“Having finished initial qualification training under a year ago, the opportunity to participate in an event like this was awesome,” said Airman 1st Class Robert Schmidt, a special missions aviator assigned to the 101st Rescue Squadron. “I’d go every year if they asked me to,” he added.

The focus on task is intense, Schmidt explained. You have the opportunity to learn from instructors or more experienced SMAs, who help adjust how something is done and very quickly see how the changes shave critical time off the task, he said.

Some categories the squadrons competed in were confined hoisting, accuracy in firing helicopter-mounted machine guns, helicopter air-to-air refueling, degraded search and navigation.

Confined hoisting involves extracting individuals from locations with limited access such as dense forests, cliffs and canyons. It can involve lowering a pararescueman to an isolated patient or dropping the hoist line to the survivor to lift them to the helicopter.

During midair refueling, the pilot guides the refueling probe to the hose-and-drogue system extended from an HC-130J Combat King II aircraft.

The degraded navigation portion had aircrew simulate a failure of their GPS navigation systems while the degraded search event involved an enemy jamming radio signals from the simulated survivor.

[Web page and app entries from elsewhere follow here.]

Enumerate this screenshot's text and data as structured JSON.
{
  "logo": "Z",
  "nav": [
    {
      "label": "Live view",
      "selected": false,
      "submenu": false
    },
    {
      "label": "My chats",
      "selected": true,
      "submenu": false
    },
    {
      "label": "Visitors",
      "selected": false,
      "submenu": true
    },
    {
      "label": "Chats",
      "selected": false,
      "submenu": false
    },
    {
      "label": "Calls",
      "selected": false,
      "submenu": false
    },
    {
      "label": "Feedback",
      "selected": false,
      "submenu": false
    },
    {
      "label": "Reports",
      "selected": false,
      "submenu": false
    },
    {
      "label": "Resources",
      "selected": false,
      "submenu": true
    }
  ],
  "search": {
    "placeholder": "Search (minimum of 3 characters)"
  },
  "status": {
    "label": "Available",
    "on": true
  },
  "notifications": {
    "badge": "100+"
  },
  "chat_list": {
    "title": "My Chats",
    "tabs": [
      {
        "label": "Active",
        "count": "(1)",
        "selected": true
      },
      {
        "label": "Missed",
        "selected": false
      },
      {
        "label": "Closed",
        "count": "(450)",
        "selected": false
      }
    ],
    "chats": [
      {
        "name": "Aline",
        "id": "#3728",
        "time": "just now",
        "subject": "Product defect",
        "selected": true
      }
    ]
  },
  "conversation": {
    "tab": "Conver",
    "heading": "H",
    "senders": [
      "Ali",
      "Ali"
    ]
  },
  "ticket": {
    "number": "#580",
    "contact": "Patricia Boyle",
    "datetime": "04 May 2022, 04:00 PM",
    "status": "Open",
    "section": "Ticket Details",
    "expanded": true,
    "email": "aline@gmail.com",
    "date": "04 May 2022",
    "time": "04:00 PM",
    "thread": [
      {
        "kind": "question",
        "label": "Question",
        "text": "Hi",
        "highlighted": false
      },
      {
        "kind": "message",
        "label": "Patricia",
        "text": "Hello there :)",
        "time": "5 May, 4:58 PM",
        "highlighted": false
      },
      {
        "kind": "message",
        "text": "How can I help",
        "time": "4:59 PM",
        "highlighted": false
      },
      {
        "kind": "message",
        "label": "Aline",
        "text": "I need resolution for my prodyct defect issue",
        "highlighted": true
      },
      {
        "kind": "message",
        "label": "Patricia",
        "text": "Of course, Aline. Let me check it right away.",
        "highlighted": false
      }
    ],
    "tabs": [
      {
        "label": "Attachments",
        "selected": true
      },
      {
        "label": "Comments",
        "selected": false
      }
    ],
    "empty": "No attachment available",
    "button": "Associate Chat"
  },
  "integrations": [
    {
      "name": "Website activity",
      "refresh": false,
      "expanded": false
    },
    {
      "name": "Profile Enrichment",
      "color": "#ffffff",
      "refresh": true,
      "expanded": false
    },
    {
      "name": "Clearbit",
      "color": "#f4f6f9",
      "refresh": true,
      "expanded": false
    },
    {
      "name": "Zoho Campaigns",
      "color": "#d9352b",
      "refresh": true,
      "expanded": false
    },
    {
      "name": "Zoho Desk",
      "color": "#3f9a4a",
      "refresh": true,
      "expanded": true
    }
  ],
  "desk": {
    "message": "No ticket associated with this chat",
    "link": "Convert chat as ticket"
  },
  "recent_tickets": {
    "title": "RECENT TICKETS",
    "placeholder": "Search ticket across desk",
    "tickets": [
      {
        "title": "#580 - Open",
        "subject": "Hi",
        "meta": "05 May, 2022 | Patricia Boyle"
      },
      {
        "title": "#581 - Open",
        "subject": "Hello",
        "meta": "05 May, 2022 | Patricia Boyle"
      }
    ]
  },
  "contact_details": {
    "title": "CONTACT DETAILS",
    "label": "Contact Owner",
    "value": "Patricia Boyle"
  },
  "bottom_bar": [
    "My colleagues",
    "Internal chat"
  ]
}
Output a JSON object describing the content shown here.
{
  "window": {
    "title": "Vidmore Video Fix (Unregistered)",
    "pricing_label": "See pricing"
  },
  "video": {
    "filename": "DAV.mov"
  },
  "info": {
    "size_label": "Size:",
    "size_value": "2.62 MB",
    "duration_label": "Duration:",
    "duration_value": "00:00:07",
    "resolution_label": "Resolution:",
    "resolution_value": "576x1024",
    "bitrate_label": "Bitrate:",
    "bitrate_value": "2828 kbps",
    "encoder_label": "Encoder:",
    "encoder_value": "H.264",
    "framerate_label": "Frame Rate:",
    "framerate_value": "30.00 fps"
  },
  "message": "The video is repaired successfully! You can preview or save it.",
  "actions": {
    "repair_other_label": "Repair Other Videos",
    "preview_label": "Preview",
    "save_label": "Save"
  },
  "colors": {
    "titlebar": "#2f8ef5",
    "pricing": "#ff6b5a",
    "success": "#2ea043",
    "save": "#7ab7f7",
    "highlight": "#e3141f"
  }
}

Individual awards earned by the 101st were Lt. Col. Justin Wolfe for Most Tactically Sound Pilot in all of Rescue; Lt. Col. Matthew Forbes won the Fixed Forward Fire and navigation competitions; Capt. Ryan Fennell won the fastest helicopter air to air refueling competition and MSgt. Barry Wood won the Top Gun competition for best gunner.

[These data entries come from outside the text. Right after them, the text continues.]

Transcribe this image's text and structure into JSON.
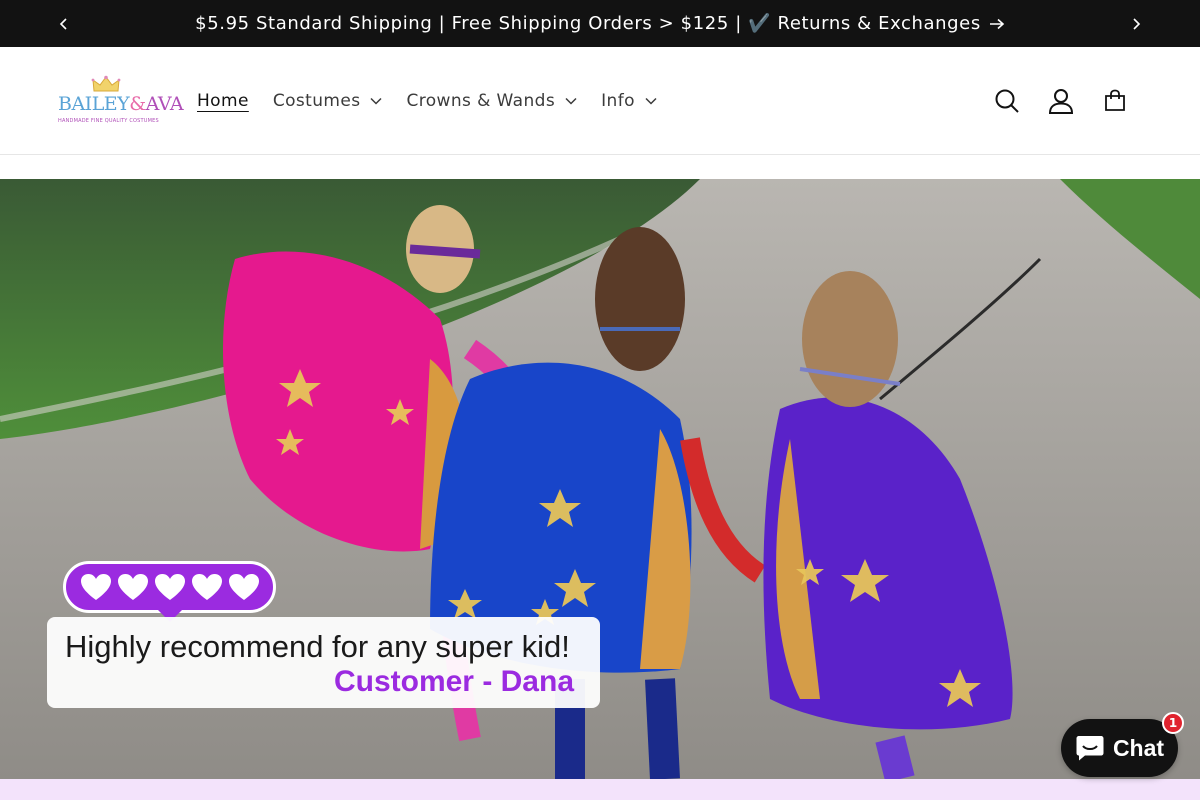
{
  "announcement": {
    "text": "$5.95 Standard Shipping | Free Shipping Orders > $125 | ✔️ Returns & Exchanges",
    "prev_icon": "chevron-left-icon",
    "next_icon": "chevron-right-icon",
    "link_icon": "arrow-right-icon"
  },
  "header": {
    "logo": {
      "text": "BAILEY&AVA",
      "tagline": "HANDMADE FINE QUALITY COSTUMES",
      "icon": "crown-icon"
    },
    "nav": [
      {
        "label": "Home",
        "active": true,
        "has_dropdown": false
      },
      {
        "label": "Costumes",
        "active": false,
        "has_dropdown": true
      },
      {
        "label": "Crowns & Wands",
        "active": false,
        "has_dropdown": true
      },
      {
        "label": "Info",
        "active": false,
        "has_dropdown": true
      }
    ],
    "icons": [
      "search-icon",
      "account-icon",
      "cart-icon"
    ]
  },
  "hero": {
    "hearts_count": 5,
    "testimonial": "Highly recommend for any super kid!",
    "author": "Customer - Dana"
  },
  "chat": {
    "label": "Chat",
    "badge": "1",
    "icon": "chat-bubble-icon"
  },
  "colors": {
    "announcement_bg": "#121212",
    "accent_purple": "#9b2be0",
    "badge_red": "#e0232e",
    "bottom_strip": "#f3e3fb"
  }
}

The 101st is scheduled to participate in the competition again later this year, where they will have the opportunity to defend their individual awards and the title of Top Squadron.

The 106th Rescue Wing, based at Francis S. Gabreski Air National Guard Base in Westhampton Beach, New York, operates and maintains the HC-130J Combat King II search and rescue aircraft, and the HH-60G Pave Hawk rescue helicopter. The 106th RQW is home to a special warfare squadron with pararescuemen and combat rescue officers, specializing in rescue and recovery, and deploys for domestic and overseas operations.